Activity. A word-for-word copy of the listing is needed. Retype it in full.

Source data.
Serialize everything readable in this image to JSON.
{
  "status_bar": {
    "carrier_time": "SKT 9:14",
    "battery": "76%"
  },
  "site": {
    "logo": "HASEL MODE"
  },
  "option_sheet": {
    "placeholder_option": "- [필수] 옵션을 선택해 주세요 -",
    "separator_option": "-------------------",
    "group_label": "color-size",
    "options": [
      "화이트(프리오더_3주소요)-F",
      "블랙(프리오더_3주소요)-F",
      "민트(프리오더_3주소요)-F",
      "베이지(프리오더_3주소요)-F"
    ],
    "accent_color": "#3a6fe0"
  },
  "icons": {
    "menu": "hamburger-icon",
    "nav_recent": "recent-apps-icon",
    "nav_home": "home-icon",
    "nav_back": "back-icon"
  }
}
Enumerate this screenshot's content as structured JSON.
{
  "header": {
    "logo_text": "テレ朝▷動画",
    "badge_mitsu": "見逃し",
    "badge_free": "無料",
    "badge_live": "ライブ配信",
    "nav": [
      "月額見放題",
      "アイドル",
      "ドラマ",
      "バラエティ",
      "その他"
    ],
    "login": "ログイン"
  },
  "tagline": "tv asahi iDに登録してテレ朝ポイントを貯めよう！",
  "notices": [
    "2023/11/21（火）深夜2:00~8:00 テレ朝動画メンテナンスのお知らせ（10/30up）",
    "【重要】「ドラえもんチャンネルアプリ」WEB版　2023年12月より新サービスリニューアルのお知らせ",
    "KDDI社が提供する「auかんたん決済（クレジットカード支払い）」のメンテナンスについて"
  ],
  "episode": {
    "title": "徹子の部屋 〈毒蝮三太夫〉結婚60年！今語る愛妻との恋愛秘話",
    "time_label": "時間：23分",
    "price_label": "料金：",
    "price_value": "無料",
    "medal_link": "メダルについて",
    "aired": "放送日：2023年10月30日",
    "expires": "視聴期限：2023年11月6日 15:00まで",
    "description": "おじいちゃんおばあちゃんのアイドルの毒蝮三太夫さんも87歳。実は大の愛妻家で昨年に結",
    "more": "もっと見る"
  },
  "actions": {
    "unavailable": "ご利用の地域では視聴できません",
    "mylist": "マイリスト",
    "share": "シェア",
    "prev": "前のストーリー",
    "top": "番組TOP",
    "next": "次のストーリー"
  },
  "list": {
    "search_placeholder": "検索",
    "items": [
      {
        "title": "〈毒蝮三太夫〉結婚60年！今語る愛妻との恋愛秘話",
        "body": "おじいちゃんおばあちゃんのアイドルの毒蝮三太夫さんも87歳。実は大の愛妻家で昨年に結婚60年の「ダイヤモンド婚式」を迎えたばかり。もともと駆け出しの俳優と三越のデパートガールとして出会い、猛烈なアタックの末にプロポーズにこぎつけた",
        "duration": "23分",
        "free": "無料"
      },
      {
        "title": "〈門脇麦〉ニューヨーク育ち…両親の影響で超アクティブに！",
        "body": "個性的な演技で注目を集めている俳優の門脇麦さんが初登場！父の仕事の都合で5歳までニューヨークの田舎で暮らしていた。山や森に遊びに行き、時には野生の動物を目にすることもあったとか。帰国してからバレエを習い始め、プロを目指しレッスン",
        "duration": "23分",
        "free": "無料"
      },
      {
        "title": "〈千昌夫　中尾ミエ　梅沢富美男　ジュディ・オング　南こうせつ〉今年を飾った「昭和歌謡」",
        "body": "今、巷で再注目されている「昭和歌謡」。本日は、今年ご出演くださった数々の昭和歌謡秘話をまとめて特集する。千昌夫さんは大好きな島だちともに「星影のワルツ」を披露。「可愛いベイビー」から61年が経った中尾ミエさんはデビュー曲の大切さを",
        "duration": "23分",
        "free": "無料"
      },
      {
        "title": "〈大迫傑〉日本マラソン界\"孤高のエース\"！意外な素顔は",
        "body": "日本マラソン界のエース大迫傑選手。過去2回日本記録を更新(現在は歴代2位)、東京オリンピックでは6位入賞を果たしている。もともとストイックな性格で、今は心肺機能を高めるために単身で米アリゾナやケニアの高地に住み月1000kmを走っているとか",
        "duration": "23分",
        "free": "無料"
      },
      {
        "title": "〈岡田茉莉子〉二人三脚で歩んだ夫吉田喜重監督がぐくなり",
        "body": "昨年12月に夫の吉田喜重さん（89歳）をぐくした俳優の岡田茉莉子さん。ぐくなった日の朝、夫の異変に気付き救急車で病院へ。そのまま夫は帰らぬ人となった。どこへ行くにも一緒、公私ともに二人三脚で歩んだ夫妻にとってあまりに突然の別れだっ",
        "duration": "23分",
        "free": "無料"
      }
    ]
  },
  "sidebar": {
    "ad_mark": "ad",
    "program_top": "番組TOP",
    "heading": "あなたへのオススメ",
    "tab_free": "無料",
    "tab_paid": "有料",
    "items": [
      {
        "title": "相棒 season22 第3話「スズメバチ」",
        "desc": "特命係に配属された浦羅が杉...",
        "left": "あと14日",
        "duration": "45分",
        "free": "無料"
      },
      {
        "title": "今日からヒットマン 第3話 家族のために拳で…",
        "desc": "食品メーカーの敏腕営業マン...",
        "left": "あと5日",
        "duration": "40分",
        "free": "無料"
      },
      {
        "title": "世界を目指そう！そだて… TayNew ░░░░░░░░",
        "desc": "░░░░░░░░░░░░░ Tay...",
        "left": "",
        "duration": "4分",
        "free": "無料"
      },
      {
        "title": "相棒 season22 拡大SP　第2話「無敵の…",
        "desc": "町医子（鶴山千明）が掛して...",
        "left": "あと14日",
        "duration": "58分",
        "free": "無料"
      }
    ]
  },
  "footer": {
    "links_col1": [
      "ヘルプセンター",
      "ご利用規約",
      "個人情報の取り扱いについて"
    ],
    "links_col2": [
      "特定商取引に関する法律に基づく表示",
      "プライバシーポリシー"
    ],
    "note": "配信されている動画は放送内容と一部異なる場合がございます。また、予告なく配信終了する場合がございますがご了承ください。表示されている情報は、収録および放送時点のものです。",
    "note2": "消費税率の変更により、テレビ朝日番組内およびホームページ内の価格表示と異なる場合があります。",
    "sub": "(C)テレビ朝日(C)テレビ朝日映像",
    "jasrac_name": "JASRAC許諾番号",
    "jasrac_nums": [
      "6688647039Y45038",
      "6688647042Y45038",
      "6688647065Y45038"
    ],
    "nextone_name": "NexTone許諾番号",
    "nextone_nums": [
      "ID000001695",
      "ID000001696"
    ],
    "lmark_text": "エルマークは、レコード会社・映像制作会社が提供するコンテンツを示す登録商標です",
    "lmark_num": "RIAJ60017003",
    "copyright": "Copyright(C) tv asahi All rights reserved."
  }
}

Reply to the task.
Serialize everything readable in this image to JSON.
{
  "status_bar": {
    "carrier_time": "SKT 9:14",
    "battery": "76%"
  },
  "site": {
    "logo": "HASEL MODE"
  },
  "option_sheet": {
    "placeholder_option": "- [필수] 옵션을 선택해 주세요 -",
    "separator_option": "-------------------",
    "group_label": "color-size",
    "options": [
      "화이트(프리오더_3주소요)-F",
      "블랙(프리오더_3주소요)-F",
      "민트(프리오더_3주소요)-F",
      "베이지(프리오더_3주소요)-F"
    ],
    "accent_color": "#3a6fe0"
  },
  "icons": {
    "menu": "hamburger-icon",
    "nav_recent": "recent-apps-icon",
    "nav_home": "home-icon",
    "nav_back": "back-icon"
  }
}
Enumerate this screenshot's content as structured JSON.
{
  "header": {
    "logo_text": "テレ朝▷動画",
    "badge_mitsu": "見逃し",
    "badge_free": "無料",
    "badge_live": "ライブ配信",
    "nav": [
      "月額見放題",
      "アイドル",
      "ドラマ",
      "バラエティ",
      "その他"
    ],
    "login": "ログイン"
  },
  "tagline": "tv asahi iDに登録してテレ朝ポイントを貯めよう！",
  "notices": [
    "2023/11/21（火）深夜2:00~8:00 テレ朝動画メンテナンスのお知らせ（10/30up）",
    "【重要】「ドラえもんチャンネルアプリ」WEB版　2023年12月より新サービスリニューアルのお知らせ",
    "KDDI社が提供する「auかんたん決済（クレジットカード支払い）」のメンテナンスについて"
  ],
  "episode": {
    "title": "徹子の部屋 〈毒蝮三太夫〉結婚60年！今語る愛妻との恋愛秘話",
    "time_label": "時間：23分",
    "price_label": "料金：",
    "price_value": "無料",
    "medal_link": "メダルについて",
    "aired": "放送日：2023年10月30日",
    "expires": "視聴期限：2023年11月6日 15:00まで",
    "description": "おじいちゃんおばあちゃんのアイドルの毒蝮三太夫さんも87歳。実は大の愛妻家で昨年に結",
    "more": "もっと見る"
  },
  "actions": {
    "unavailable": "ご利用の地域では視聴できません",
    "mylist": "マイリスト",
    "share": "シェア",
    "prev": "前のストーリー",
    "top": "番組TOP",
    "next": "次のストーリー"
  },
  "list": {
    "search_placeholder": "検索",
    "items": [
      {
        "title": "〈毒蝮三太夫〉結婚60年！今語る愛妻との恋愛秘話",
        "body": "おじいちゃんおばあちゃんのアイドルの毒蝮三太夫さんも87歳。実は大の愛妻家で昨年に結婚60年の「ダイヤモンド婚式」を迎えたばかり。もともと駆け出しの俳優と三越のデパートガールとして出会い、猛烈なアタックの末にプロポーズにこぎつけた",
        "duration": "23分",
        "free": "無料"
      },
      {
        "title": "〈門脇麦〉ニューヨーク育ち…両親の影響で超アクティブに！",
        "body": "個性的な演技で注目を集めている俳優の門脇麦さんが初登場！父の仕事の都合で5歳までニューヨークの田舎で暮らしていた。山や森に遊びに行き、時には野生の動物を目にすることもあったとか。帰国してからバレエを習い始め、プロを目指しレッスン",
        "duration": "23分",
        "free": "無料"
      },
      {
        "title": "〈千昌夫　中尾ミエ　梅沢富美男　ジュディ・オング　南こうせつ〉今年を飾った「昭和歌謡」",
        "body": "今、巷で再注目されている「昭和歌謡」。本日は、今年ご出演くださった数々の昭和歌謡秘話をまとめて特集する。千昌夫さんは大好きな島だちともに「星影のワルツ」を披露。「可愛いベイビー」から61年が経った中尾ミエさんはデビュー曲の大切さを",
        "duration": "23分",
        "free": "無料"
      },
      {
        "title": "〈大迫傑〉日本マラソン界\"孤高のエース\"！意外な素顔は",
        "body": "日本マラソン界のエース大迫傑選手。過去2回日本記録を更新(現在は歴代2位)、東京オリンピックでは6位入賞を果たしている。もともとストイックな性格で、今は心肺機能を高めるために単身で米アリゾナやケニアの高地に住み月1000kmを走っているとか",
        "duration": "23分",
        "free": "無料"
      },
      {
        "title": "〈岡田茉莉子〉二人三脚で歩んだ夫吉田喜重監督がぐくなり",
        "body": "昨年12月に夫の吉田喜重さん（89歳）をぐくした俳優の岡田茉莉子さん。ぐくなった日の朝、夫の異変に気付き救急車で病院へ。そのまま夫は帰らぬ人となった。どこへ行くにも一緒、公私ともに二人三脚で歩んだ夫妻にとってあまりに突然の別れだっ",
        "duration": "23分",
        "free": "無料"
      }
    ]
  },
  "sidebar": {
    "ad_mark": "ad",
    "program_top": "番組TOP",
    "heading": "あなたへのオススメ",
    "tab_free": "無料",
    "tab_paid": "有料",
    "items": [
      {
        "title": "相棒 season22 第3話「スズメバチ」",
        "desc": "特命係に配属された浦羅が杉...",
        "left": "あと14日",
        "duration": "45分",
        "free": "無料"
      },
      {
        "title": "今日からヒットマン 第3話 家族のために拳で…",
        "desc": "食品メーカーの敏腕営業マン...",
        "left": "あと5日",
        "duration": "40分",
        "free": "無料"
      },
      {
        "title": "世界を目指そう！そだて… TayNew ░░░░░░░░",
        "desc": "░░░░░░░░░░░░░ Tay...",
        "left": "",
        "duration": "4分",
        "free": "無料"
      },
      {
        "title": "相棒 season22 拡大SP　第2話「無敵の…",
        "desc": "町医子（鶴山千明）が掛して...",
        "left": "あと14日",
        "duration": "58分",
        "free": "無料"
      }
    ]
  },
  "footer": {
    "links_col1": [
      "ヘルプセンター",
      "ご利用規約",
      "個人情報の取り扱いについて"
    ],
    "links_col2": [
      "特定商取引に関する法律に基づく表示",
      "プライバシーポリシー"
    ],
    "note": "配信されている動画は放送内容と一部異なる場合がございます。また、予告なく配信終了する場合がございますがご了承ください。表示されている情報は、収録および放送時点のものです。",
    "note2": "消費税率の変更により、テレビ朝日番組内およびホームページ内の価格表示と異なる場合があります。",
    "sub": "(C)テレビ朝日(C)テレビ朝日映像",
    "jasrac_name": "JASRAC許諾番号",
    "jasrac_nums": [
      "6688647039Y45038",
      "6688647042Y45038",
      "6688647065Y45038"
    ],
    "nextone_name": "NexTone許諾番号",
    "nextone_nums": [
      "ID000001695",
      "ID000001696"
    ],
    "lmark_text": "エルマークは、レコード会社・映像制作会社が提供するコンテンツを示す登録商標です",
    "lmark_num": "RIAJ60017003",
    "copyright": "Copyright(C) tv asahi All rights reserved."
  }
}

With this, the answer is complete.